By brightening the inputs to each layer, we would make a stride towards accomplishing the fixed distributions of inputs that would evacuate the ill impacts of the internal covariate shift.

Normalizing the activations of the earlier layer implies that presumptions the ensuing layer makes about the spread and distribution of inputs during the weight update won’t change, in any event not significantly. This has the impact of stabilizing and accelerating the preparation training procedure of deep neural network.

For little smaller mini-batches that don’t contain an agent distribution of models from the training dataset, the distinctions in the normalized inputs among training and inference (utilizing the model subsequent to training) can bring about perceptible contrasts in execution performance. This can be tended to with a change of the technique called Batch Renormalization that makes the appraisals of the variable mean and standard deviation increasingly stable across mini-batches.

This normalization of inputs might be applied to the input variable for the first hidden layer or to the activation from a hidden layer for more profound layers.

It tends to be utilized with most deep network types, for example, Convolutional Neural Networks and Recurrent Neural Networks.

It might be utilized on the inputs to the layer previously or after the activation function in the past layer.

It might be increasingly proper after the activation function if for s-formed capacities like the hyperbolic tangent and logistic function.

It might be fit prior to the activation function for activations that may rise in non-Gaussian scatterings like the rectified linear activation function (ReLU), the front line default for most deep neural network types.

It offers some regularization impact, lessening generalization error, maybe done requiring the utilization of dropout for regularization.

The batch normalized network the mean and variances remain moderately steady all through the network. For an unnormalized network, they seem to develop exponentially with profundity.



A warmth guide of the yield angles in the last grouping layer after reinstatement. The columns compare to a class and the rows to pictures in the mini-batch. For an unnormalized network, it is apparent that the network reliably predicts one explicit class (extremely right columns), independent of the input. As an outcome, the gradient is exceptionally correlated. For a batch standardized system, the reliance upon the information is a lot bigger.

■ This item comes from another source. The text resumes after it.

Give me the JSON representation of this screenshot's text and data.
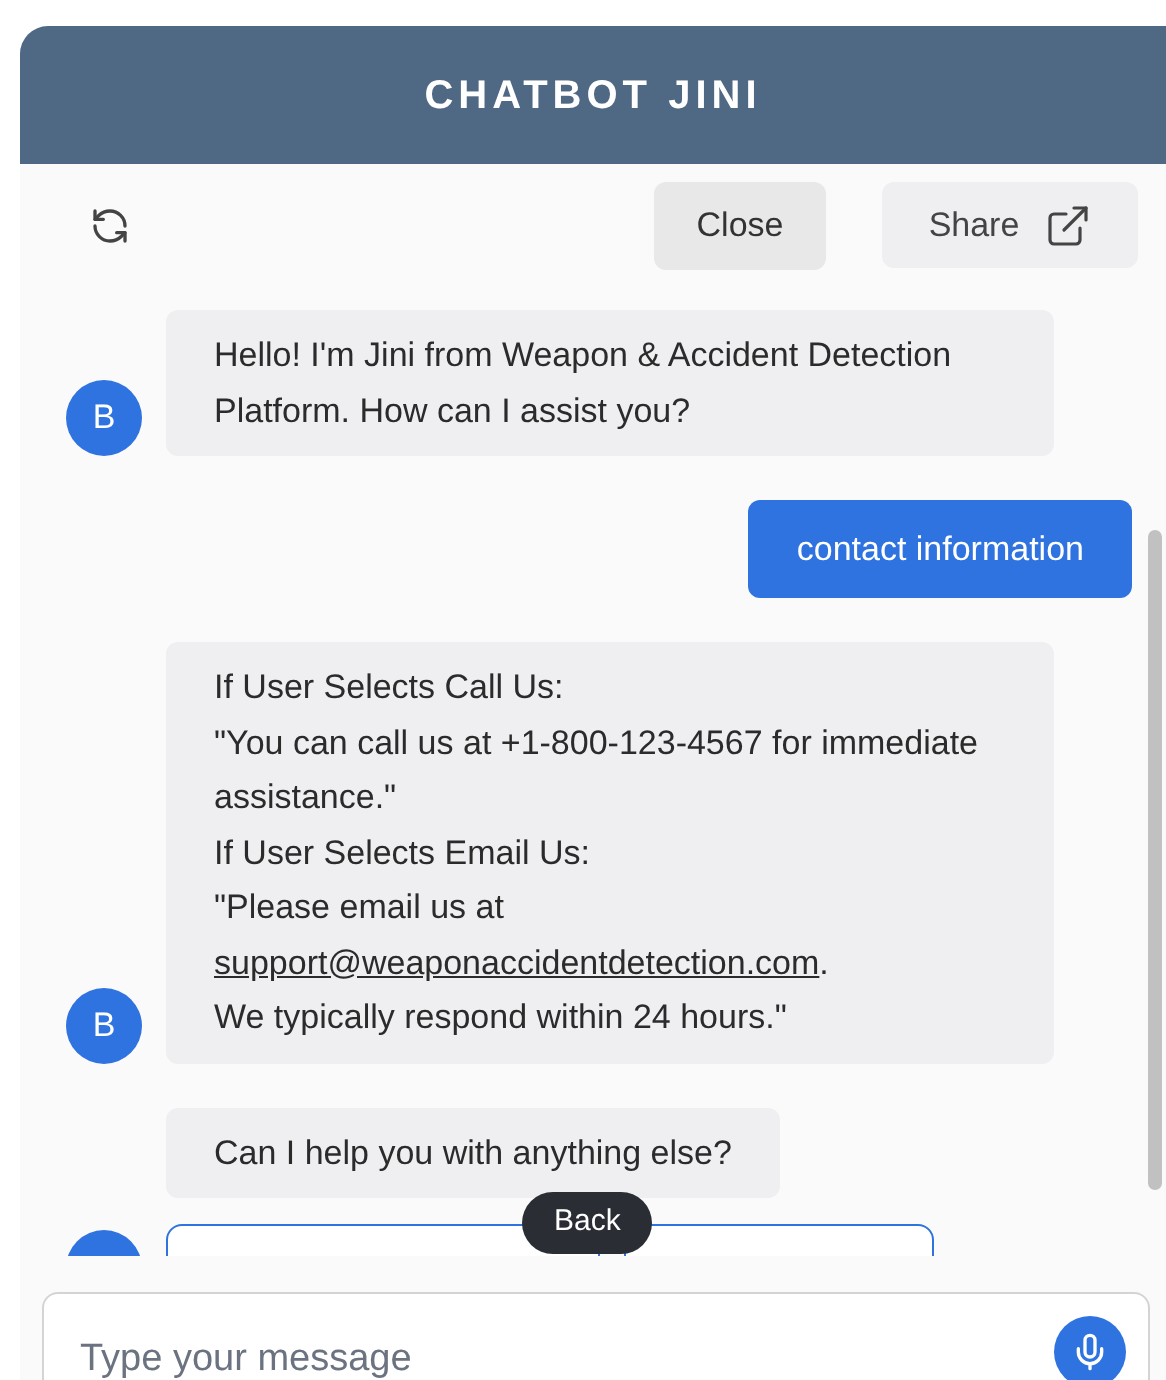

  • The model is less delicate to hyperparameter tuning. That is, though bigger learning rates prompted non-valuable models already, bigger LRs are satisfactory at this point
  • Shrinks internal covariant shift
  • Diminishes the reliance of gradients on the scale of the parameters or their underlying values
  • Weight initialization is a smidgen less significant at this point
  • Dropout can be evacuated for regularization

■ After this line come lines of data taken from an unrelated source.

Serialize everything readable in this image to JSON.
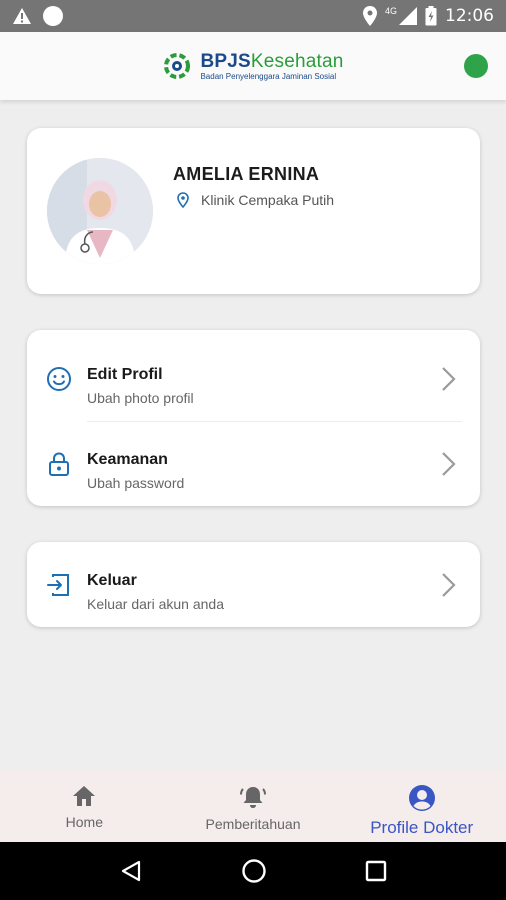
{
  "status_bar": {
    "time": "12:06",
    "network": "4G"
  },
  "header": {
    "logo_main_a": "BPJS",
    "logo_main_b": "Kesehatan",
    "logo_sub": "Badan Penyelenggara Jaminan Sosial",
    "status_color": "#2ea34a"
  },
  "profile": {
    "name": "AMELIA ERNINA",
    "clinic": "Klinik Cempaka Putih"
  },
  "menu": [
    {
      "title": "Edit Profil",
      "subtitle": "Ubah photo profil",
      "icon": "smile-icon"
    },
    {
      "title": "Keamanan",
      "subtitle": "Ubah password",
      "icon": "lock-icon"
    }
  ],
  "logout": {
    "title": "Keluar",
    "subtitle": "Keluar dari akun anda",
    "icon": "logout-icon"
  },
  "bottom_nav": [
    {
      "label": "Home",
      "icon": "home-icon"
    },
    {
      "label": "Pemberitahuan",
      "icon": "bell-icon"
    },
    {
      "label": "Profile Dokter",
      "icon": "account-circle-icon"
    }
  ],
  "colors": {
    "accent": "#3a55c4",
    "icon_blue": "#1f6fb5",
    "brand_blue": "#1a4a8a",
    "brand_green": "#2a9d3a"
  }
}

This carries us to the furthest limit of this article where we have found out about Batch normalization and the advantages of utilizing it.


  • Ioffe, S. and Szegedy, C., 2015. Batch normalization: Accelerating deep network training by reducing internal covariate shift. arXiv preprint arXiv:1502.03167
  • Santurkar, S., Tsipras, D., Ilyas, A. and Madry, A., 2018. How does batch normalization help optimization?. In Advances in Neural Information Processing Systems (pp. 2483–2493)
  • Li, Y., Wang, N., Shi, J., Liu, J. and Hou, X., 2016. Revisiting batch normalization for practical domain adaptation. arXiv preprint arXiv:1603.04779

Bio: Saurav Singla is an accomplished and high performing analytical professional with 15 years of deep expertise in the application of analytics, business intelligence, data mining and statistics in multiple industries and 3 years of consulting experience and 5 years of managing a team in the data science field. He is a creative problem solver with a unique mix of technical, business and research proficiency that lends itself to developing key strategies and solutions with a significant impact on revenue and ROI. He possesses working experience in machine learning, statistics, natural language processing and deep learning with extensive use of Python, R, SQL & Tableau.

Original. Reposted with permission.